More than $600,000 has been invested into infrastructure that deals directly with recovering and recycling plastic waste.

Around $424,000 has been invested into improving Material Recovery Facilities in Mt Gambier and $357,000 for end of life vehicle recycling.

Projects that improve the infrastructure to recycle post-consumer paper in the Australian market have also received $250,000.

SA Environment Minister David Speirs said China’s National Sword policy was a catalyst to increase the range of our recycled materials and develop local markets as a priority.

“This funding supports a range of projects in both the private sector and local government, across metropolitan and regional South Australia,” he said.

“This investment in the remanufacturing, re-use, and recovery sector helps maintain our world leading diversion results, where 83.4 per cent of all our waste is diverted from landfill.

“The State Government funding of more than $3.2 million has been matched by the applicants, unlocking more than $7.9 million of investment for 17 projects that support an estimated 36 full time jobs,” Mr Speirs said.
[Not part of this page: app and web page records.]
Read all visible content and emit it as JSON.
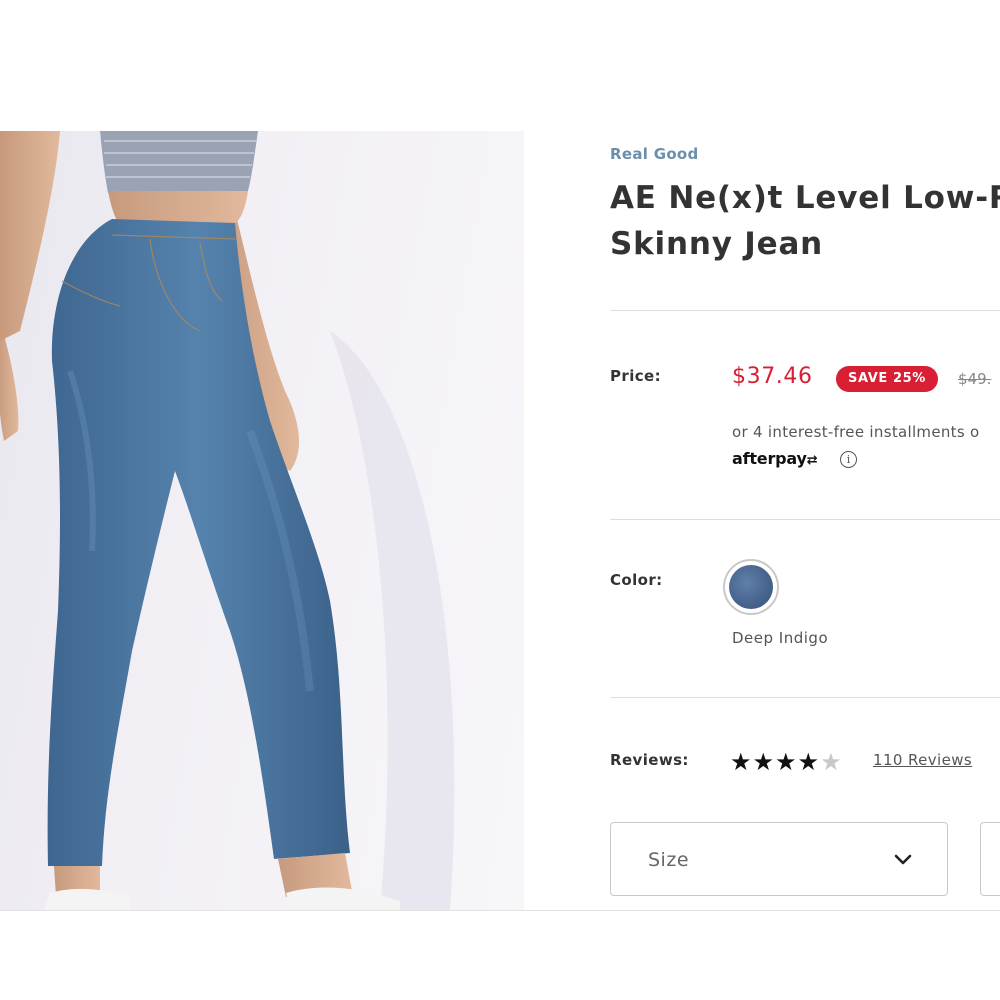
{
  "product": {
    "brand": "Real Good",
    "title_line1": "AE Ne(x)t Level Low-R",
    "title_line2": "Skinny Jean"
  },
  "price": {
    "label": "Price:",
    "sale": "$37.46",
    "badge": "SAVE 25%",
    "original": "$49.",
    "installments": "or 4 interest-free installments o",
    "afterpay_logo": "afterpay",
    "info_icon": "info-icon"
  },
  "color": {
    "label": "Color:",
    "selected_name": "Deep Indigo",
    "swatch_hex": "#4a6790"
  },
  "reviews": {
    "label": "Reviews:",
    "rating": 4,
    "max": 5,
    "link_text": "110 Reviews"
  },
  "size_select": {
    "placeholder": "Size",
    "icon": "chevron-down-icon"
  },
  "colors": {
    "accent_red": "#d81f33",
    "brand_blue": "#6b8fa8"
  }
}
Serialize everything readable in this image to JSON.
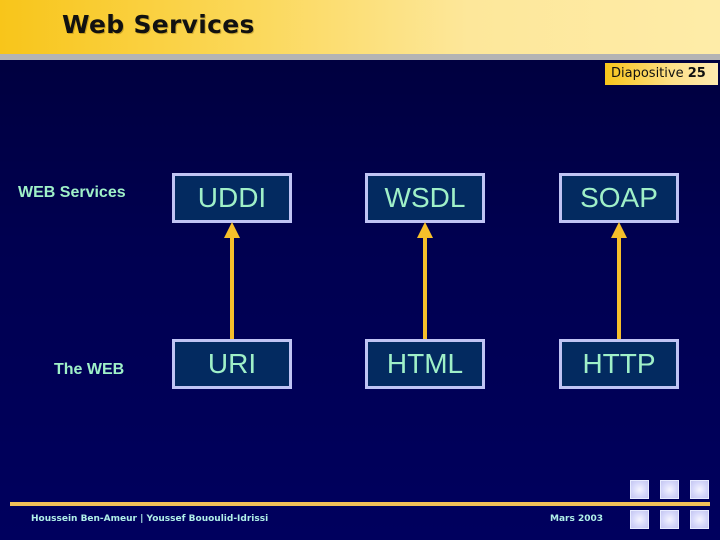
{
  "header": {
    "title": "Web Services"
  },
  "slide_badge": {
    "label": "Diapositive",
    "number": "25"
  },
  "rows": [
    {
      "label": "WEB Services",
      "items": [
        "UDDI",
        "WSDL",
        "SOAP"
      ]
    },
    {
      "label": "The WEB",
      "items": [
        "URI",
        "HTML",
        "HTTP"
      ]
    }
  ],
  "footer": {
    "authors": "Houssein Ben-Ameur | Youssef Bououlid-Idrissi",
    "date": "Mars 2003"
  },
  "nav_buttons": [
    "nav-button-1",
    "nav-button-2",
    "nav-button-3",
    "nav-button-4",
    "nav-button-5",
    "nav-button-6"
  ],
  "colors": {
    "background": "#000050",
    "header_gold": "#f8c51a",
    "box_fill": "#032a60",
    "box_border": "#c0c4f4",
    "text_mint": "#9ff0c8",
    "arrow": "#f6bf2a"
  }
}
The next round of grant funding to support and develop recycling infrastructure is now available.